- Graverobber/Rogue - the only cards that can gain from the trash
 Dark Ages Theme
Game designer Donald X. offered some insight into some themes of the set here.
- 4 Ruins: Marauder, Cultist, Death Cart, Vagrant (Ruined Library, Ruined Market, Ruined Village, Abandoned Mine, Survivors)
- 3 Spoils: Marauder, Pillage, Bandit Camp (Spoils)
- 8 When-trash: Market Square, Fortress, Squire, Hunting Grounds, Feodum, Cultist, Catacombs, Rats (Overgrown Estate, Sir Vander)
- 7 Other upgrade: Hermit, Urchin, Rats, Altar, Graverobber, Procession, Rebuild
- 8 Other trashing: Junk Dealer, Counterfeit, Forager, Death Cart, Count, Knights, Rogue, Pillage (Mercenary, Hovel, Dame Anna)
- 3 Look at trash: Graverobber, Rogue, Forager
- 7 Live with junk: Poor House, Sage, Storeroom, Ironmonger, Scavenger, Wandering Minstrel, Catacombs (Survivors)

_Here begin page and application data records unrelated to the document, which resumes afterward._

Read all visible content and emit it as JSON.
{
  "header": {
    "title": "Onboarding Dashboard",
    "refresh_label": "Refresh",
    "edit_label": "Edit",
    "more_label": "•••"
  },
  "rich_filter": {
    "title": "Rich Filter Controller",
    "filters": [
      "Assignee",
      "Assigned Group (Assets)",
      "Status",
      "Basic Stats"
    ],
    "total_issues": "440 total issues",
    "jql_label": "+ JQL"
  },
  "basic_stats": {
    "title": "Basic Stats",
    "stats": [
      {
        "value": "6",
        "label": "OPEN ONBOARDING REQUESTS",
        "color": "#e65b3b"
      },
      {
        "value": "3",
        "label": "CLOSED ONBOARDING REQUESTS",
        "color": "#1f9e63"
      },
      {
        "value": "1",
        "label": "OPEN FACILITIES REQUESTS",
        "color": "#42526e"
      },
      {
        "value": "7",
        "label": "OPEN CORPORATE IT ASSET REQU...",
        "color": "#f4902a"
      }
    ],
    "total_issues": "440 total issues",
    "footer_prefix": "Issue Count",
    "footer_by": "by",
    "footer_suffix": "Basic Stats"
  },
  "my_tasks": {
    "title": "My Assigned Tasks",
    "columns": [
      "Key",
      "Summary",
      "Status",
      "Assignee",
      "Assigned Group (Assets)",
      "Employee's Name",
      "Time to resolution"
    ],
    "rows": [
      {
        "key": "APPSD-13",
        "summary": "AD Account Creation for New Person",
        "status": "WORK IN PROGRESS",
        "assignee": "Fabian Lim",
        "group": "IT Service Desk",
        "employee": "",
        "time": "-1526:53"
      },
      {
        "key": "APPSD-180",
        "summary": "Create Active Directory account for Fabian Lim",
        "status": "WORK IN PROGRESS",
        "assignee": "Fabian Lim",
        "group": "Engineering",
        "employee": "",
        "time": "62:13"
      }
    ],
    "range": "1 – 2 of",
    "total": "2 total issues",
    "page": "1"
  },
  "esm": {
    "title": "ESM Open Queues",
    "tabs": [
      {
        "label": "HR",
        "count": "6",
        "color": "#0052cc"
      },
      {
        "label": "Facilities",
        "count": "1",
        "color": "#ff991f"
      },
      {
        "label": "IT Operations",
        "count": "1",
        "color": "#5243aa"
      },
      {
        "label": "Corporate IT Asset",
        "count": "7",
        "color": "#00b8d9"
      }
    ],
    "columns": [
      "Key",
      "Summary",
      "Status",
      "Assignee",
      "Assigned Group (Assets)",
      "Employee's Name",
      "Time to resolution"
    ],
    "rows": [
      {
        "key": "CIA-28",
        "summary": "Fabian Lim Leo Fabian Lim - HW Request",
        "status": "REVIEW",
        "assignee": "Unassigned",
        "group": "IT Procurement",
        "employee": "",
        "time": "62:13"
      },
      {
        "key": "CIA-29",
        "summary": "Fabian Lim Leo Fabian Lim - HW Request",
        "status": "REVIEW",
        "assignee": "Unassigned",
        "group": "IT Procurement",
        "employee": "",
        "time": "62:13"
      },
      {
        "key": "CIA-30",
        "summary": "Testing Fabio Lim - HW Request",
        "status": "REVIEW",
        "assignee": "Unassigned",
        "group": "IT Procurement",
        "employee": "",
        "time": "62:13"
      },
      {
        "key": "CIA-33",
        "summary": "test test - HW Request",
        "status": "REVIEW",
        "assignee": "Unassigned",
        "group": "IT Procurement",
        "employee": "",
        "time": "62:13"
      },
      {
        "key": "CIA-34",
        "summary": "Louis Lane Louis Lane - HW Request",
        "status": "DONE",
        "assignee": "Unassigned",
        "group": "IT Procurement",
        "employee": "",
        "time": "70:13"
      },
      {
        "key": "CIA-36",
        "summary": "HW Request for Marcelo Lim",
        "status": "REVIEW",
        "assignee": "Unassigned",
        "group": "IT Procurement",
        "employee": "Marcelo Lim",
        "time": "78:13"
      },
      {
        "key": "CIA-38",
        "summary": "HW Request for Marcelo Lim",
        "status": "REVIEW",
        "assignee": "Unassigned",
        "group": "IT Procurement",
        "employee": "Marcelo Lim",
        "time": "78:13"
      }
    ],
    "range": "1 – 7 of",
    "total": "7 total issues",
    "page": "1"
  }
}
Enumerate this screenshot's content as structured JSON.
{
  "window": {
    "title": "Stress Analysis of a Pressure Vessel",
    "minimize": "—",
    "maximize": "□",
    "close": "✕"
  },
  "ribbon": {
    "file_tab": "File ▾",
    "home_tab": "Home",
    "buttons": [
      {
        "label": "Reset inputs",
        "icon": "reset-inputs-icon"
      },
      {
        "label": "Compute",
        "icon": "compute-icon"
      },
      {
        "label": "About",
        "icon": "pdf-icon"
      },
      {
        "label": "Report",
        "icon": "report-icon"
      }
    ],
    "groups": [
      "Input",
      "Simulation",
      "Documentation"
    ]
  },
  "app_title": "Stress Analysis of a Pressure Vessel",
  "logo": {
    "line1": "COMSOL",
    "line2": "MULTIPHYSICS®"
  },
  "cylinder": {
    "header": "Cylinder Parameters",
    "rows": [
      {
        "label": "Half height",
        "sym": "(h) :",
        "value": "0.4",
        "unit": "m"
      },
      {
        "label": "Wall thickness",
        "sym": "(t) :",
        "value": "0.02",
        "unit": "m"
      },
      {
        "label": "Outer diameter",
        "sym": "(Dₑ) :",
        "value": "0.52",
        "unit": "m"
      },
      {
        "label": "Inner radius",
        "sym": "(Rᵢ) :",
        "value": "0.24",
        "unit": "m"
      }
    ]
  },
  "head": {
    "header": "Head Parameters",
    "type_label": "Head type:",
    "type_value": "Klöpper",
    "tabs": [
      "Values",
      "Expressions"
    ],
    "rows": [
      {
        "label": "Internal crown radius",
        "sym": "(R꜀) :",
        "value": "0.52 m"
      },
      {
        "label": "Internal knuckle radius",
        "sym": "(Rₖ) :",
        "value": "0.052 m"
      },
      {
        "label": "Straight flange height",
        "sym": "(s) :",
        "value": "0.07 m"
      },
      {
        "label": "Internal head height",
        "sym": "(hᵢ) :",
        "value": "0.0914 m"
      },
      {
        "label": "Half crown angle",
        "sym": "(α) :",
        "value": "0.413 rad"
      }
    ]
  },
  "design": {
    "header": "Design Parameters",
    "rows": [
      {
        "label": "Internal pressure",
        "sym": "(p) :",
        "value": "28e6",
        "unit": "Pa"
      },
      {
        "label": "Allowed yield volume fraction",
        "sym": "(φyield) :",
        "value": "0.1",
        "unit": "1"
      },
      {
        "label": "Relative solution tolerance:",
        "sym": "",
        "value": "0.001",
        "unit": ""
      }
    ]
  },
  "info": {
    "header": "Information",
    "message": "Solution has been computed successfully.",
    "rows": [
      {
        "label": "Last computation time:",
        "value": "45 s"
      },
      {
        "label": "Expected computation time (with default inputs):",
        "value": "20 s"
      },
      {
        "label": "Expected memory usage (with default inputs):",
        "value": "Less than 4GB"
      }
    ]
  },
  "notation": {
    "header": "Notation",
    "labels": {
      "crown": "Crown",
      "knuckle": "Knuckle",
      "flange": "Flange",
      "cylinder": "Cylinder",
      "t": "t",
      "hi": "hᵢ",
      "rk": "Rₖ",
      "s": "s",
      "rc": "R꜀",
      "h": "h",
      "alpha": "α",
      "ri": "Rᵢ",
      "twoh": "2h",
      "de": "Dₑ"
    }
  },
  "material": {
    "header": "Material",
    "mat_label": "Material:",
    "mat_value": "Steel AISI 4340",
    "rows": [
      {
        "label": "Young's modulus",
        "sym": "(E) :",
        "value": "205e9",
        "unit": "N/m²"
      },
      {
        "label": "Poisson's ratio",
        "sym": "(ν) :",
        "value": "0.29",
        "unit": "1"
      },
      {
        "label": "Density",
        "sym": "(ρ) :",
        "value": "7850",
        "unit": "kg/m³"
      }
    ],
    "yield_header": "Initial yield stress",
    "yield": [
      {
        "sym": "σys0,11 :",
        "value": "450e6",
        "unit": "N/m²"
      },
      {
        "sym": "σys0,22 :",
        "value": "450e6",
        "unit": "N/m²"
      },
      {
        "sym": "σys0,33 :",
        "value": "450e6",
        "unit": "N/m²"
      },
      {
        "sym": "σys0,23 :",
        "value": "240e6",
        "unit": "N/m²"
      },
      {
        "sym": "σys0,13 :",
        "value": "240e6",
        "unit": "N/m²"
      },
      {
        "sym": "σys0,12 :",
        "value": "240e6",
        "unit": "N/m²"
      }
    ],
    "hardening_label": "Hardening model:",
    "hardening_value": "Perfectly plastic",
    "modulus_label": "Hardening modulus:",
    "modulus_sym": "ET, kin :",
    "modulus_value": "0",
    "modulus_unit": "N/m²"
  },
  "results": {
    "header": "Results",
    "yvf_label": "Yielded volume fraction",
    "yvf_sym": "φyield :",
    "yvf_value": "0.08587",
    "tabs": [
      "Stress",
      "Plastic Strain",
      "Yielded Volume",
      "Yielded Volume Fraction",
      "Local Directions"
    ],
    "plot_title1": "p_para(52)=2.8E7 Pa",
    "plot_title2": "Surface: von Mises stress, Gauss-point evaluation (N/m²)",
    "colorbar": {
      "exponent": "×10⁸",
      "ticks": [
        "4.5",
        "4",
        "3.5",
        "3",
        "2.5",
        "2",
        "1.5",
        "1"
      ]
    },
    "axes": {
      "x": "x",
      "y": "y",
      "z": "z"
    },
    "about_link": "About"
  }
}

- 4 Off-theme: Beggar, Armory, Band of Misfits, Mystic (Madman, Necropolis)
 In other languages
- Dutch: De Donkere Middeleeuwen
- Finnish: Katovuodet (lit. famine years)
- French: L'âge des ténèbres
- German: Dark Ages
- Japanese: 暗黒時代 (pron. ankoku jidai)
- Korean: 암흑의 시대 (pron. amheug-ui sidae)
- Spanish: Edad Oscura
 Secret History
 Recommended Sets of 10
 Dark Ages Only
|Grim Parade [+/-]|
|Armory||Band of Misfits||Catacombs||Cultist||Forager|
|Fortress||Hunting Grounds||Knights||Market Square||Procession|
|Chess With Death [+/-]|
|Bandit Camp||Graverobber||Junk Dealer||Mystic||Pillage|
|High and Low [+/-]|
|Hermit||Hunting Grounds||Mystic||Poor House||Wandering Minstrel|
|Chivalry and Revelry [+/-]|
|Baron||Conspirator||Great Hall||Nobles||Wishing Well|
|Watery Graves [+/-]|
|Native Village||Pirate Ship||Salvager||Treasure Map||Treasury|
|Death Cart||Feodum||Poor House||Urchin||Vagrant|
|Wandering Minstrel||Apprentice||Scrying Pool||Transmute||Vineyard|
 Dark Ages & Prosperity
|One Man's Trash [+/-]|
|Honor Among Thieves [+/-]|
 Dark Ages & Cornucopia
|Dark Carnival [+/-]|
|Band of Misfits||Cultist||Fortress||Hermit||Junk Dealer|
|Knights||Fairgrounds||Hamlet||Horn of Plenty||Menagerie|
|To the Victor [+/-]|
|Bandit Camp||Counterfeit||Death Cart||Marauder||Pillage|
 Dark Ages & Hinterlands
|Far From Home [+/-]|
 Dark Ages & Adventures
|Cemetery Polka [+/-]|
|Groovy Decay [+/-]|
|Tomb of the Rat King [+/-]|
|Castles||Chariot Race||City Quarter||Legionary||Sacrifice|
|Triumph of the Bandit King [+/-]|
|Bandit Camp||Catacombs||Hunting Grounds||Market Square||Procession|
|The Squire's Ritual [+/-]|